Festivals throughout the Year
Celebrating seasonal festivals is an important part of the curriculum at A Child’s Nature. From an autumn candle-lit lantern walk to a spring play driving away King Winter; from a mid-winter visit by Saint Nicholas to a mid-summer wishing bonfire—the children enjoy being part of the cycle of the year. Instead of abstract multiculturalism, we like to celebrate the diversity living in our community, playing Hanukah games with Jewish friends and teachers, tasting Orthodox Easter food with a Russian child, or welcoming in the the new Year of the Dragon led by a Chinese family.
The festivals are often combined with a Family Soup Night, adding to the community feeling. We also participate in wider-community events, such as the Milford Pumpkin Festival and some Pine Hill Waldorf School celebrations.
Waldorf Festivals - Cycle of the Year
Michaelmas (Fall Equinox)
Michaelmas is the festival of Saint Michael, the Archangel who cast Lucifer out of Heaven. The legend of Saint George and the Dragon is often told at this time. Michaelmas comes at the fall equinox and so is a time of change. After a more relaxed summer, the brisk weather calls out a renewed energy. It can be a time of gathering harvests and gathering inner strength to overcome challenges, conquering the dragons in life.
A Child's Nature families and teachers join Pine Hill for their Michaelmas celebration. Our children dress up in golden capes of courage, watch Pine Hill's all-school pageant about conquering a Dragon, and enjoy a snack at the big school. Then we return to our play yard for some outdoor work, such as planting bulbs, and play.

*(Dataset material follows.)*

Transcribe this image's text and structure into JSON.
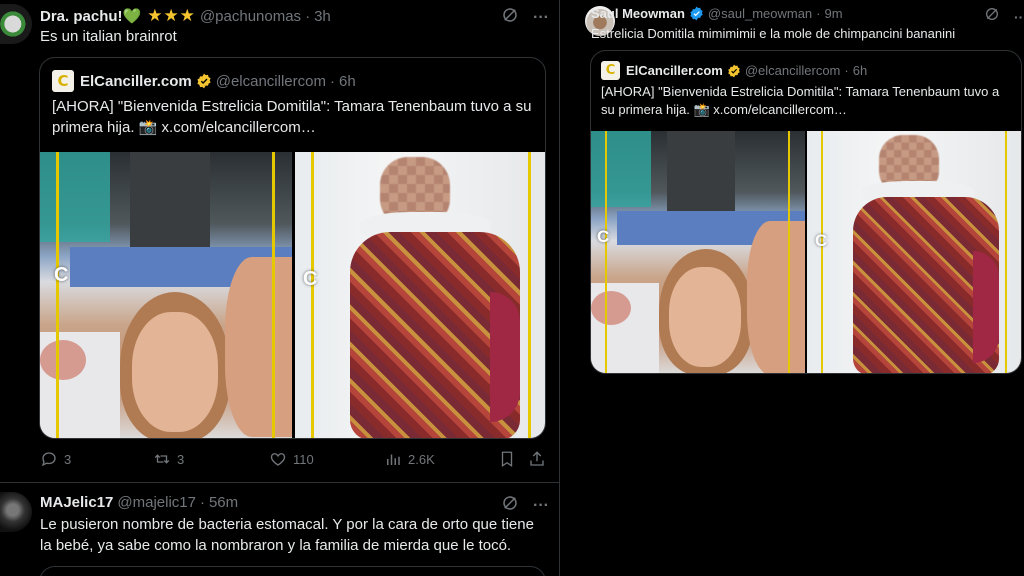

“A knight and a lady went riding one day, Far into the forest, away, away.
Fair knight said the lady, 'I pray have a care, This forest is evil beware,beware.'
A firery red dragon they sped on the grass. The lady wept sorely, alias , alas.
The knight slew the dragon, the lady was gay. They rode on together, away, away.”
The Story of Saint Martin and Our Lantern Walk
Saint Martin’s story is one of transformation. The festival honoring Martin is traditionally on November 11th, and it is fitting that this is also the day Americans celebrate their Veterans, for Martin was also a soldier. He was a Roman guard who saw the light of Christianity, “Love thy neighbor as thyself,” which in turn changed his perspectives and actions. When he found a beggar by the roadside chilled with cold, Martin tore his own wool cape in two to give half to warm the beggar.
With our lanterns, we celebrate by walking through the darkness singing. Our lanterns represent the divine spark in every human being; we must protect this “spark” form being extinguished. We are protecting our own little flame from winter darkness. This beacon of light is symbolic for many cultures and a caring gesture toward our Earth, as we approach the darkness of winter and have but a small light to guide us. When kept aglow, warmth, hope and love will prevail.
In the spirit of caring for our neighbors, we also like to collect food for those in need at this time of year.
“This little light of mine, I’m gonna to let it shine.
Let it shine let it shine, let it shine. . .”
Monthly Birthday Celebrations
Birthdays are a special time for children, and we like to recognize the children born in each month with a special ceremony. Parents and siblings of the birthday children are invited to join the preschool or toddler class that morning. For the infants, the celebration is individual and naturally much simplified. In the birthday celebrations, we wish to celebrate life with reverence and joy.
The class listens to a story of how children playing in the starry fields of heaven came down a rainbow bridge to their families on earth, and the birthday children participate in the story. The teacher or parents tell about something that marks each year in the children's lives. A healthy birthday cake baked by the preschool is enjoyed in addition to the usual morning snack. The birthday children each receive an age-apprpriate gift made especially for them by the teachers, for example, a soft wool ball for a baby's first birthday or a felt dress-up crown for a four-year-old.
Birthday Star Song
“In heaven shines a golden star.
An angel brought me from afar,
From heaven down unto the earth,
And brought me to my place of birth.
“Welcome, welcome lovely day,
With sunshine bright and flowers gay,
Where painted birds sing all day long,
And make me kind and good and strong”
June - Summer Solstice (Flowers, Fairies, Fruits & Fire)
Wilton Old Home Days (275 years in 2014)